Corporate food and restaurant brands have been jumping on the bandwagon—along with properties of all sorts—when it comes to collaborating on limited-edition wine varieties. In the most recent cases, the flavors of the branded foods are infused into the wine itself, usually in a subtle manner that is intended to taste good but is attention-getting due to the unusual combination of ingredients. In other, slightly older examples, a wine, sometimes created specifically for the promotion, is paired with the branded food, with the latter often having a flavor profile not generally associated with wine. In all cases, the initiatives are more about raising awareness than producing a desirable vintage, but they tend to sell out and occasionally generate some positive reviews.
Four recent examples:
- In December of 2021, Mondelez and its Oreo Thins brand paired with Barefoot Wines for a limited red blend that included the chocolate and cream flavors associated with the cookie brand, along with notes of blackberry, oak, and dark cherries. The blend was developed to pair with the original treat, as well as offering a hint of Oreo Thin in the taste of the wine itself. A box with two bottles of the blend and a pack of Oreo Thins was sold through Barefoot’s website for $24.99.
- In October, Kraft’s Grey Poupon brand released La Moutarde Vin, a white developed with The Wine Foundry. The wine was a Napa Valley Viognier 2020 with mustard seeds and honeysuckle, described as having spice, citrus, and floral notes. (Viognier wine is a main ingredient in Grey Poupon mustard.) The company noted that the wine paired well with lunches such as croque monsieur, honey dijon melts, mushroom chicken in dijon wine sauce, and dijon maple-glazed salmon, all featuring Grey Poupon. Priced at $30, the wine sold out on a dedicated Grey Poupon Wine website on its first day of availability.
- In September 2020, Taco Bell entered the wine space with its Jalapeño Noir, developed with Queenston Mile Vineyard in Niagara-on-the-Lake, Ontario, Canada. It was available in select Taco Bell locations in the Canadian cities of Toronto and Hamilton and on the chain’s website. The first run of 33 cases (with three different labels for collectibility) sold out in 11 minutes at a price of C$24, or about $19 in U.S. currency. The 2018 pinot noir, which was described as an earthy red with notes of strawberry, cherry, and beetroot, was developed to complement and promote Taco Bell’s relaunch of its Toasted Cheesy Chalupa menu item but did not contain peppers or any chalupa flavors or ingredients. The vineyard saw the promotion as a way to introduce a wider swath of consumers to wine.

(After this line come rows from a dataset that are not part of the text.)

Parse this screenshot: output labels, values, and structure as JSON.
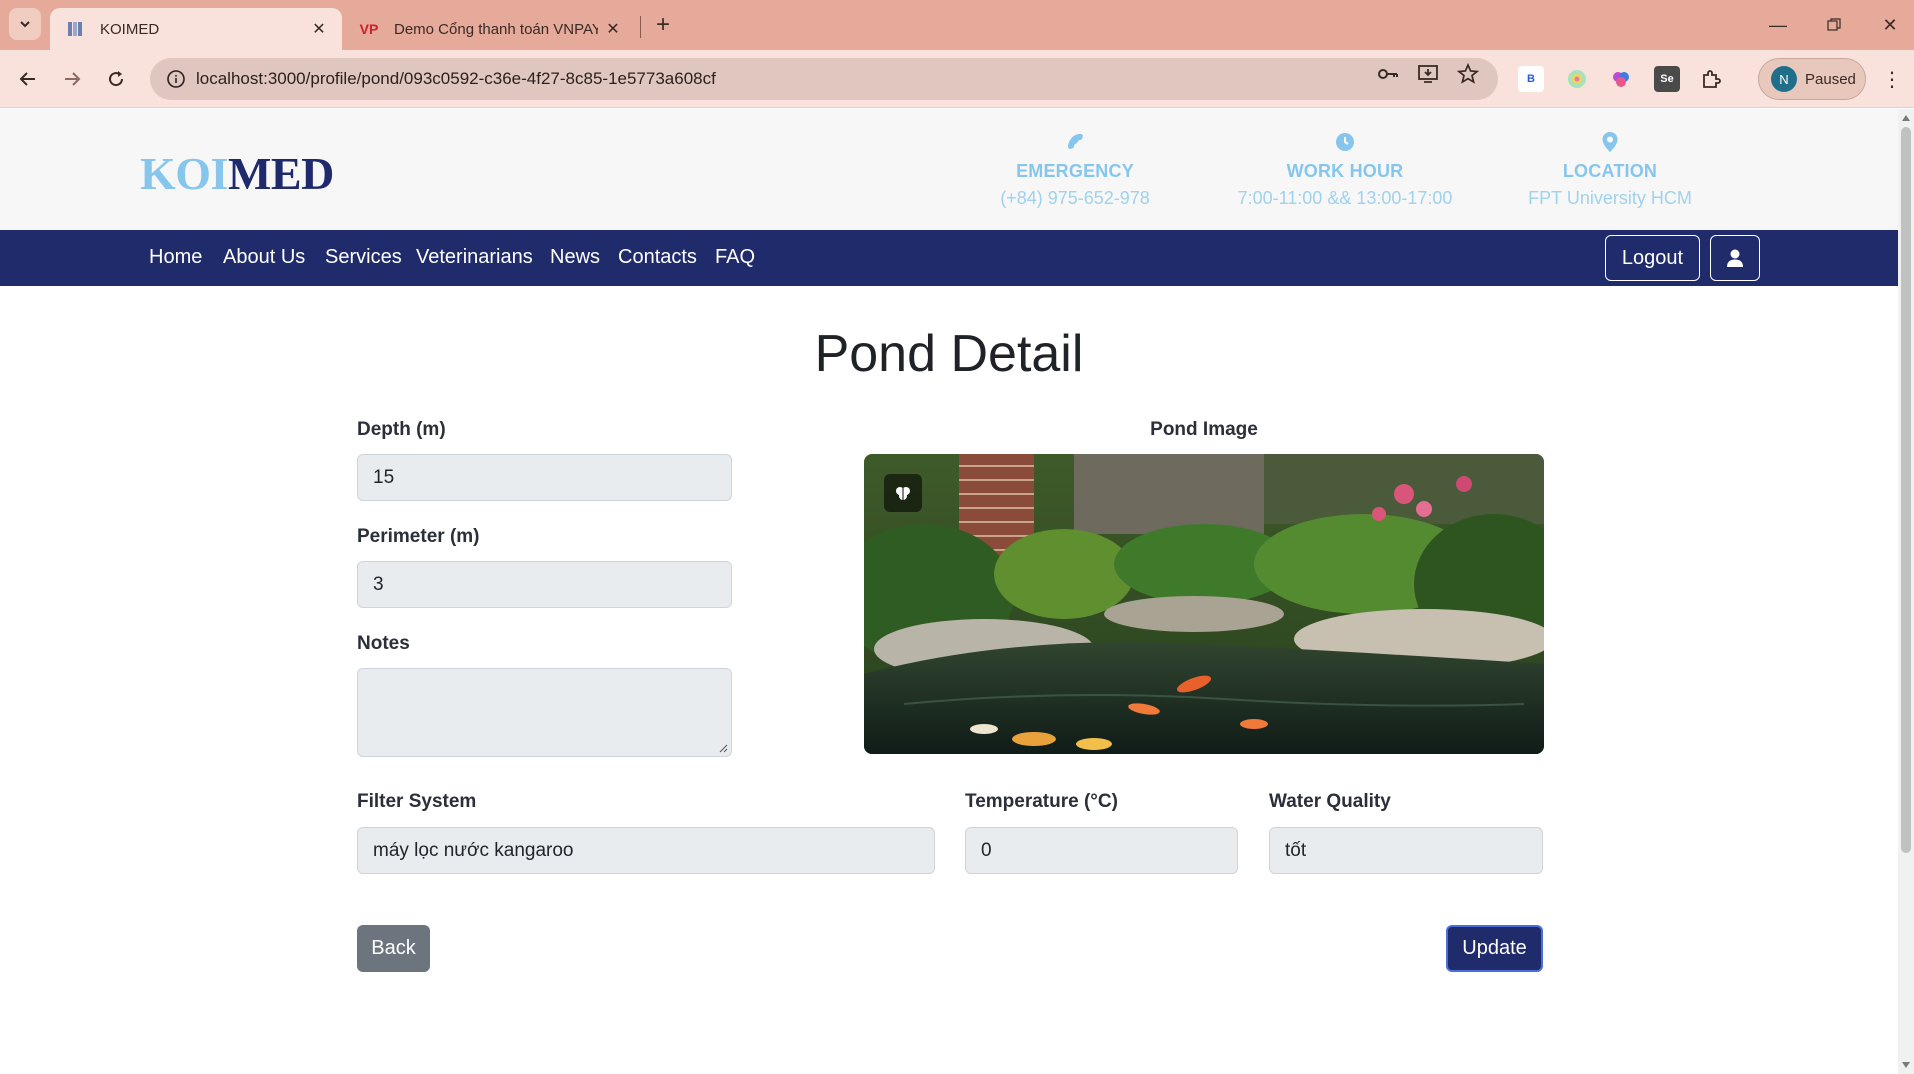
{
  "browser": {
    "tabs": [
      {
        "title": "KOIMED",
        "active": true
      },
      {
        "title": "Demo Cổng thanh toán VNPAY",
        "active": false,
        "favicon_text": "VP"
      }
    ],
    "url": "localhost:3000/profile/pond/093c0592-c36e-4f27-8c85-1e5773a608cf",
    "extensions": [
      "B",
      "Se"
    ],
    "profile": {
      "initial": "N",
      "status": "Paused"
    }
  },
  "site": {
    "logo": {
      "part1": "KOI",
      "part2": "MED"
    },
    "info": [
      {
        "icon": "phone-icon",
        "label": "EMERGENCY",
        "value": "(+84) 975-652-978"
      },
      {
        "icon": "clock-icon",
        "label": "WORK HOUR",
        "value": "7:00-11:00 && 13:00-17:00"
      },
      {
        "icon": "location-pin-icon",
        "label": "LOCATION",
        "value": "FPT University HCM"
      }
    ],
    "nav": [
      "Home",
      "About Us",
      "Services",
      "Veterinarians",
      "News",
      "Contacts",
      "FAQ"
    ],
    "logout_label": "Logout"
  },
  "pond": {
    "title": "Pond Detail",
    "depth_label": "Depth (m)",
    "depth": "15",
    "perimeter_label": "Perimeter (m)",
    "perimeter": "3",
    "notes_label": "Notes",
    "notes": "",
    "image_label": "Pond Image",
    "filter_label": "Filter System",
    "filter": "máy lọc nước kangaroo",
    "temperature_label": "Temperature (°C)",
    "temperature": "0",
    "water_quality_label": "Water Quality",
    "water_quality": "tốt",
    "back_label": "Back",
    "update_label": "Update"
  },
  "colors": {
    "navy": "#1f2b6a",
    "light_blue": "#86c6ec",
    "tab_bar": "#e5aa99",
    "back_button": "#6c757d"
  }
}
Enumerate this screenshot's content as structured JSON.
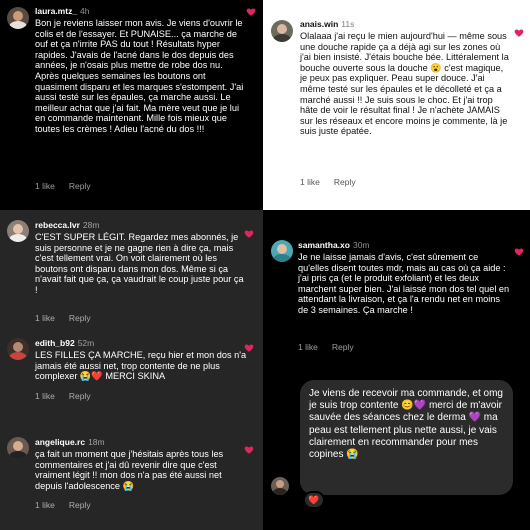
{
  "common": {
    "like_label": "1 like",
    "reply_label": "Reply"
  },
  "comments": [
    {
      "username": "laura.mtz_",
      "time": "4h",
      "text": "Bon je reviens laisser mon avis. Je viens d'ouvrir le colis et de l'essayer. Et PUNAISE... ça marche de ouf et ça n'irrite PAS du tout ! Résultats hyper rapides. J'avais de l'acné dans le dos depuis des années, je n'osais plus mettre de robe dos nu. Après quelques semaines les boutons ont quasiment disparu et les marques s'estompent. J'ai aussi testé sur les épaules, ça marche aussi. Le meilleur achat que j'ai fait. Ma mère veut que je lui en commande maintenant. Mille fois mieux que toutes les crèmes ! Adieu l'acné du dos !!!"
    },
    {
      "username": "anais.win",
      "time": "11s",
      "text": "Olalaaa j'ai reçu le mien aujourd'hui — même sous une douche rapide ça a déjà agi sur les zones où j'ai bien insisté. J'étais bouche bée. Littéralement la bouche ouverte sous la douche 😮 c'est magique, je peux pas expliquer. Peau super douce. J'ai même testé sur les épaules et le décolleté et ça a marché aussi !! Je suis sous le choc. Et j'ai trop hâte de voir le résultat final ! Je n'achète JAMAIS sur les réseaux et encore moins je commente, là je suis juste épatée."
    },
    {
      "username": "rebecca.lvr",
      "time": "28m",
      "text": "C'EST SUPER LÉGIT. Regardez mes abonnés, je suis personne et je ne gagne rien à dire ça, mais c'est tellement vrai. On voit clairement où les boutons ont disparu dans mon dos. Même si ça n'avait fait que ça, ça vaudrait le coup juste pour ça !"
    },
    {
      "username": "samantha.xo",
      "time": "30m",
      "text": "Je ne laisse jamais d'avis, c'est sûrement ce qu'elles disent toutes mdr, mais au cas où ça aide : j'ai pris ça (et le produit exfoliant) et les deux marchent super bien. J'ai laissé mon dos tel quel en attendant la livraison, et ça l'a rendu net en moins de 3 semaines. Ça marche !"
    },
    {
      "username": "edith_b92",
      "time": "52m",
      "text": "LES FILLES ÇA MARCHE, reçu hier et mon dos n'a jamais été aussi net, trop contente de ne plus complexer 😭❤️ MERCI SKINA"
    },
    {
      "username": "angelique.rc",
      "time": "18m",
      "text": "ça fait un moment que j'hésitais après tous les commentaires et j'ai dû revenir dire que c'est vraiment légit !! mon dos n'a pas été aussi net depuis l'adolescence 😭"
    }
  ],
  "message": {
    "text": "Je viens de recevoir ma commande, et omg je suis trop contente 😊💜 merci de m'avoir sauvée des séances chez le derma 💜 ma peau est tellement plus nette aussi, je vais clairement en recommander pour mes copines 😭",
    "reaction": "❤️"
  },
  "colors": {
    "heart": "#e0245e",
    "dark_panel": "#262626",
    "bubble": "#2b2b2b"
  }
}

- Kellogg’s Cheez-Its brand entered the wine space in 2019, when it developed its first wine-and-Cheez-It box with House Wine. Its ventures in this sector have been slightly different from the examples above, as no promotion-specific wines have been developed. The first iteration paired Original Cheez-Its and House Wine Original Red Blend, packaged together in the same box, while the second featured Cheez-It White Cheddar and House Wine Rosé. The third initiative, in September 2021—a year that marked the brand’s 100th anniversary—was with Usual Wines. The Cheez-It x Usual Wines “So Extra” Toasty Experience, available at the Cheez-It HQ website, included a four-flavor “flight” of Toasty Cheez-Its, packaged with a collectible Cheez-Itennial Cracker Coupe champagne glass-and-cracker bowl. Unlike in the two previous years, the wine itself was a separate purchase; the box included a 20% off coupon for a 12- or 24-pack of glass-sized bottles of Brut, or a pack containing a mix of Red, Rosé, and Brut, available on Usual Wines’ website.
Wine-and-IP pairings of all kinds continue to proliferate, as do unexpected collaborations between food and beverage items with seemingly incompatible flavors, as in the ice cream and popcorn categories. Given the continued strength of both trends, it seems likely that we will see at least a few more surprising pairings of food brands and wine vintages as time goes on.